Around 360,000 salmon and 20,000 sea trout have been released into tributaries of the River Tyne this year as the UK Environment Agency’s Kielder Salmon Centre in northern Northumberland marked its 40th anniversary.
The centre was built in 1978 to compensate for the building of Kielder Reservoir – the biggest man-made lake in Northern Europe – which cut off around 7% of the River Tyne catchment including some of the best spawning streams for salmon.
Hatchery manager Richard Bond said: “Over the 40 years we have released millions of salmon and sea trout into the River Tyne’s tributaries to compensate for the fact they cannot reach their natural spawning grounds.
“We just give them a helping hand, and it helps to contribute to the now thriving River Tyne.
“The river has gone from being heavily industrialised to one which is now one of the best salmon rivers in the country.
“It is a real success story and one which has happened for a number of reasons, predominantly due to improvements in water quality as well as work by ourselves and our partners to make improvements to fish passage and habitat.”

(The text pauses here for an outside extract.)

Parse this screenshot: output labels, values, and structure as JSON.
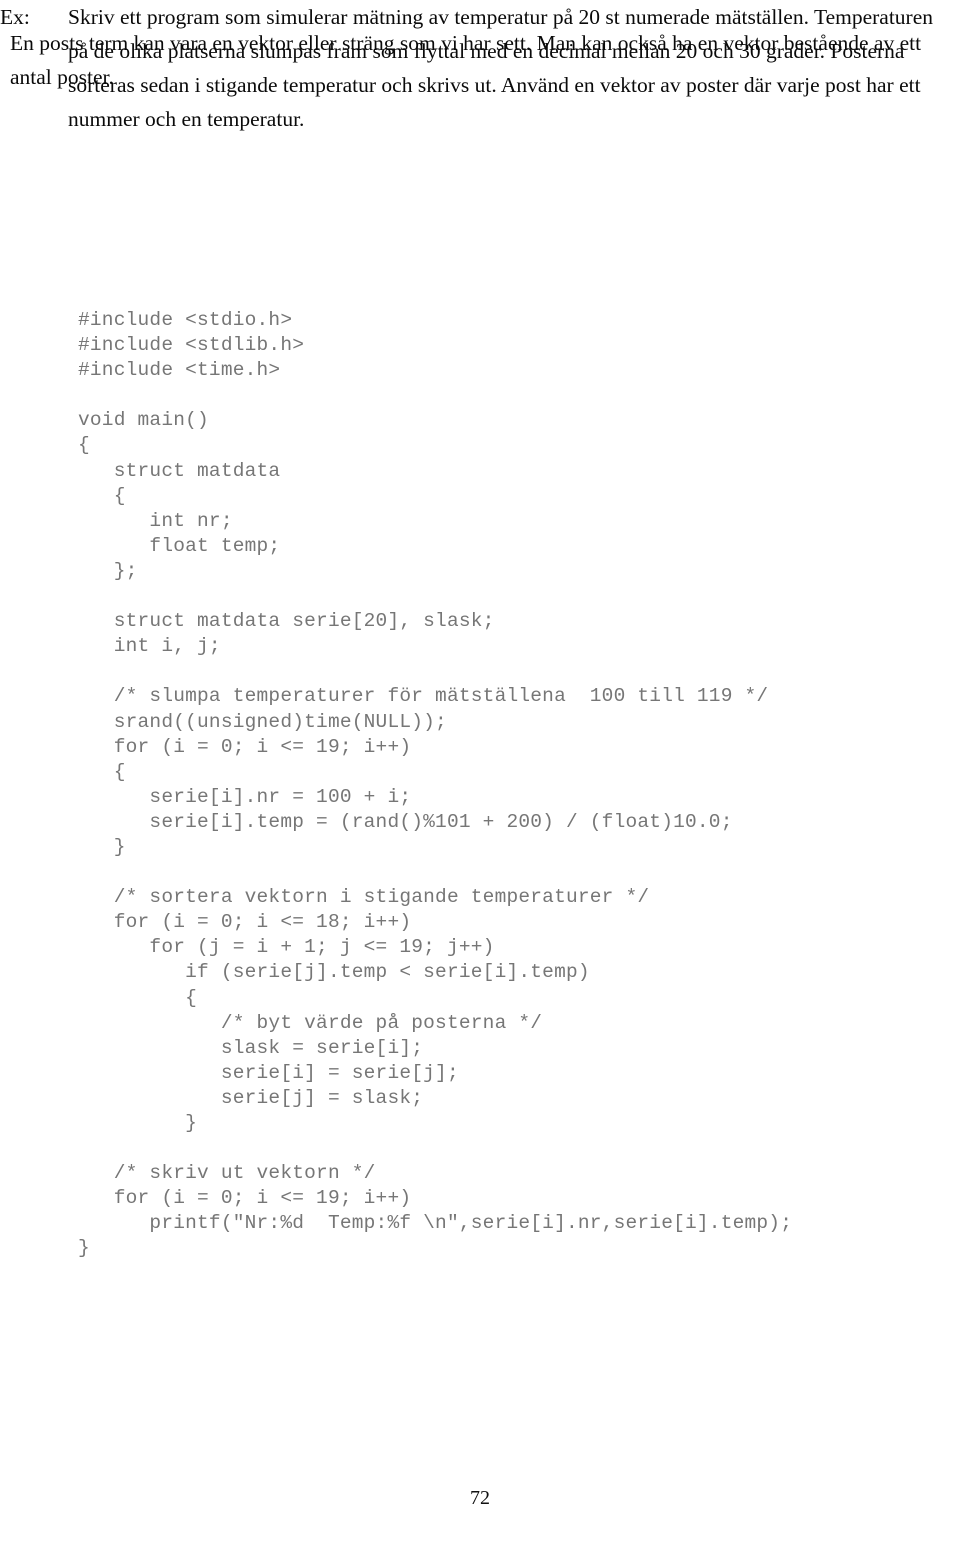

The recovery of River Tyne salmon stocks started in the late 1960s and coincided with improvements to estuarine water quality and was helped by changes to environmental legislation, changing attitudes to conservation and a decrease in industrial pollution.